The quest to understand human personalities has been going on for 3,000 years, or more. The Big Five Personality Traits are just the latest in a long line of models that take us towards that understanding.
And, it would be as absurd to think that the Big Five Personality Traits will be the last word on the matter as it would have been to stick with the four humours. But perhaps what the centuries of scientific development, and acres of statistical analysis, can assure us of is that we are honing that understanding.
How like the Big Five our 22nd Century model will be, we cannot know. But, for now, the best representation we have, of the fundamentals of human psychology, are the big Five Personality Traits. So, what are they?
Why a ‘Big Five’ Personality Traits?
Humans have been trying to understand one another for as long as we have records. The great classical works of fiction, like the Odyssey and Illiad, Ramayana and Bhagavadgita, or the Old and New Testaments attest to our struggle to discern motivations and behaviours. And later fiction from Chaucer and Boccaccio, through Shakespeare and Moliere, to Dickens and Henry James has continued the search.
Science has been at it too. The ancient and mediaeval philosophers gave us the four humours:
- Choleric (impulsive and restless)
- Sanguine (sociable and easy-going)
- Phlegmatic (thoughtful and reliable)
- Melancholic (moody and reserved)
Modern social scientists and psychologists extended the quest.
Allport, Cattell, and Eysenck
The English language is rich, almost beyond comprehension. If you look in the biggest dictionaries, you’ll find (so my old Psych textbook tells me) around 18,000 words that describe characteristics of how we behave – elements of personality.
So, the answer to what personality traits someone displays gets really, really tricky.
In the 1930s, Gordon Allport worked on cutting this down by eliminating out-of-use (and therefore likely superfluous) words, and synonyms that really duplicate the same idea. He still ended up with over 4,500 to group into clusters.
In the late 1950s, Raymond Cattell further refined the list to 200 terms and then did some testing and analysis that lies outside of our scope. But he ended up with 16 Personality Factors. Indeed, the 16PF test is still in use.
Around the same time, Hans Eysenck took a more radical approach and boiled ‘normal’ psychology down to just two factors. He added a third, psychoticism, to account for abnormal psychology, but we’ll gloss over that one. He showed that his two factors could account for all four humours with a classic ‘two-box model’.
A Happy Medium: Five
Somewhere between an unwieldy 16 personality factors and a perhaps reductionist two is a happy medium. And, hopefully, one that gets a good balance of simplicity and explanatory and predictive power. Ideally, we can support it with a load of evidence too.
And so it seems.
A range of different measuring techniques has led a number of researchers to a five-factor model (FFM). And these five personality traits match a detailed analysis of Allport’s larger list. These are the Big Five Personality Traits. Their validity is underpinned by four characteristics;

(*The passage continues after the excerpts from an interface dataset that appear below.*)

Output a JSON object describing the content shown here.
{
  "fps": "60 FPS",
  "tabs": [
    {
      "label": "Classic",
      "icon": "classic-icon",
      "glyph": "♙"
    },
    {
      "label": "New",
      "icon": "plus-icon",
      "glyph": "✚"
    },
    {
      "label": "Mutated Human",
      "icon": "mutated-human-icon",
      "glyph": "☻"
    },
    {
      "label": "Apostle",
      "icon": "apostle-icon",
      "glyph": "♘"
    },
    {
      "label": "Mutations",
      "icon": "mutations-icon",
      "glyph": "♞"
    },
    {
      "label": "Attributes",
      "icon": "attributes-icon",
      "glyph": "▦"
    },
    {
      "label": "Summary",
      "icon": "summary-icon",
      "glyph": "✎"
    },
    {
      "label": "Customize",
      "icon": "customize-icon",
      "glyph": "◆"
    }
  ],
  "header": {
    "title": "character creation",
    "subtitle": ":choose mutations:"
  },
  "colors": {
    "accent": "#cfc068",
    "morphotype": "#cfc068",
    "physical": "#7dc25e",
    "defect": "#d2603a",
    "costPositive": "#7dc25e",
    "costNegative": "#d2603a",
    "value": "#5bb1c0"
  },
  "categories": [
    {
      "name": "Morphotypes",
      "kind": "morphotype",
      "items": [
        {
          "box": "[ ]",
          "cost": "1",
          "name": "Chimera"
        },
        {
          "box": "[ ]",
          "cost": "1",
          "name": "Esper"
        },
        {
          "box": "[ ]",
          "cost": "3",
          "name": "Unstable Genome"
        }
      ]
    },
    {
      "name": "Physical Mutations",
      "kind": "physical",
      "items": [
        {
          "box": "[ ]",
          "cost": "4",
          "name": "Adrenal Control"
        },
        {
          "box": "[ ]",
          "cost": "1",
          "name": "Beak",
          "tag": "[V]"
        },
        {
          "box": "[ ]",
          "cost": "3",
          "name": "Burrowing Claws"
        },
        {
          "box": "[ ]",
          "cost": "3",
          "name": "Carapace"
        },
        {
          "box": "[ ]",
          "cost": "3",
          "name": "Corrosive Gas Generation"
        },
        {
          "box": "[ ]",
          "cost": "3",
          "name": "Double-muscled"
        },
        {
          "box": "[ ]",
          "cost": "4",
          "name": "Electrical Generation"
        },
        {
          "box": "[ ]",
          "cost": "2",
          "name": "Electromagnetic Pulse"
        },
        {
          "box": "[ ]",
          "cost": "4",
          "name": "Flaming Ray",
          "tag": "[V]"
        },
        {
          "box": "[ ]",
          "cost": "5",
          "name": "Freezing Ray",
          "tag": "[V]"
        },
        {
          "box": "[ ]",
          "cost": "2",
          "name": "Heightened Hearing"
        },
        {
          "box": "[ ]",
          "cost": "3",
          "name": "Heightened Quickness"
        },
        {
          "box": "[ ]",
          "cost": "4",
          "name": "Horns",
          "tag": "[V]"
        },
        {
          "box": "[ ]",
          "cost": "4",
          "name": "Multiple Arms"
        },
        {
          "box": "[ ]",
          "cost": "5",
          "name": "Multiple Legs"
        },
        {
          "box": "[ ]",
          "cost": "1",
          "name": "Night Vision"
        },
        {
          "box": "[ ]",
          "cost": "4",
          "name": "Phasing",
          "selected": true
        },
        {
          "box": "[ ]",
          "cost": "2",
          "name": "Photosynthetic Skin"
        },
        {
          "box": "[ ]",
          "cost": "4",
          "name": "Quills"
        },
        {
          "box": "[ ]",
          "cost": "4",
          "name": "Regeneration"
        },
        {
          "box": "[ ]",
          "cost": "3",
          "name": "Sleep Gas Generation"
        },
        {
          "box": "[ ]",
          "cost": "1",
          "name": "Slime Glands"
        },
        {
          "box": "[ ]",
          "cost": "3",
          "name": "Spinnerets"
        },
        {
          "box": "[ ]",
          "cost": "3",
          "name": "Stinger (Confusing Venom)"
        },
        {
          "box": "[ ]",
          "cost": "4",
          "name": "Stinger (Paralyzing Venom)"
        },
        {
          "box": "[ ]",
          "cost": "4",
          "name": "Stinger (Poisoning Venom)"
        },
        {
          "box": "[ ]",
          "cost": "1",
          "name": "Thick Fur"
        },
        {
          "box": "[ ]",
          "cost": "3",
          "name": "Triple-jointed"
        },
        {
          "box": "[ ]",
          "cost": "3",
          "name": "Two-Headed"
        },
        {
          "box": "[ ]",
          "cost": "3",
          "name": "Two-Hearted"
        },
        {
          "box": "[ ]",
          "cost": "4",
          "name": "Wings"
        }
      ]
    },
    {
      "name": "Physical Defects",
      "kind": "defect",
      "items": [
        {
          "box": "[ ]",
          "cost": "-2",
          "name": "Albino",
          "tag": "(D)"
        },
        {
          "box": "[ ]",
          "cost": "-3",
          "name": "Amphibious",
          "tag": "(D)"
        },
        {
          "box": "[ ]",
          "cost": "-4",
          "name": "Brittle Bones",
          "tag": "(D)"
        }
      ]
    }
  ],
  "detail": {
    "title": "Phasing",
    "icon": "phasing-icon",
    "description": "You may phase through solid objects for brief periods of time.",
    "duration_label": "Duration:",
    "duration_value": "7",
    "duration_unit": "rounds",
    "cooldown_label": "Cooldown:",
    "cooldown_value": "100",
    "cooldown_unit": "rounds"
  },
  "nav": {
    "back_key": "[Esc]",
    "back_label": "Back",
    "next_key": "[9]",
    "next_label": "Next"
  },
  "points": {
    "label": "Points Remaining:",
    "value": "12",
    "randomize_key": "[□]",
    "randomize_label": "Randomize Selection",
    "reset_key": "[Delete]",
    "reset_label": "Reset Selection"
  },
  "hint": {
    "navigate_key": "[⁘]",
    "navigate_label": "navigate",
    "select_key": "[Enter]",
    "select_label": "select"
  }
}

- They arise from and are validated by different researchers with varying methodologies
- There is evidence for a strong genetic component to each
- Each factor remains pretty stable once we reach adulthood
- The five factors apply well around the world and across cultures
What are the Big Five Personality Factors?
There are plenty of acronyms to remember them – of which the worst I have seen is NEOAC (possibly a logical sequence in someone’s mind) and the best are CANOE or (my own favourite) OCEAN.
Let’s look at the Big Five Personality Traits in turn…
This is about openness to new experience and its opposite; a reticence to change and explore new things.
At one extreme is a curiosity and originality – even a daring to try out new experiences. Politically, this manifests in a more liberal outlook.
At the other extreme, we see pragmatism and conventional approaches that politically manifest as conservatism.
Conscientiousness is about the discipline to do what we undertake to do. It is careful, reliable, and dutiful. A liking for order and attention to detail go along with conscientiousness.
Its opposite is unreliable, careless, and even negligent.
Extraverts are sociable and get their energy from being with other people. They tend to be talkative, enthusiastic, and spontaneous.
At the other extreme, introverts are more quiet and retiring; often appearing to be reticent or even inhibited. They prefer their own company and find being in groups a drain on their energy.
People high on the agreeableness scale tend to be easy-going, generous, and kind-hearted. They come across as friendly, likable, and tactful, and so find persuasion easy.
More disagreeable people tend to focus more on their own needs and so can appear irritable, selfish, or even ruthless.
This trait is about emotional stability. Low neuroticism reflects an emotionally stable personality that comes across as calm and secure. People low on neuroticism tend to be resilient to life’s setbacks.
High neuroticism, or emotional instability, manifests as insecurity and worrying; a feeling of vulnerability, even fragility. We often see extreme moods of frustration, anger, anxiety, or depression. Little things easily upset or irritate people high on this scale.
What is Your experience of the Big Five Personality Traits – and Personality in General?
We’d love to hear your experiences, ideas, and questions. Please leave them in the comments below.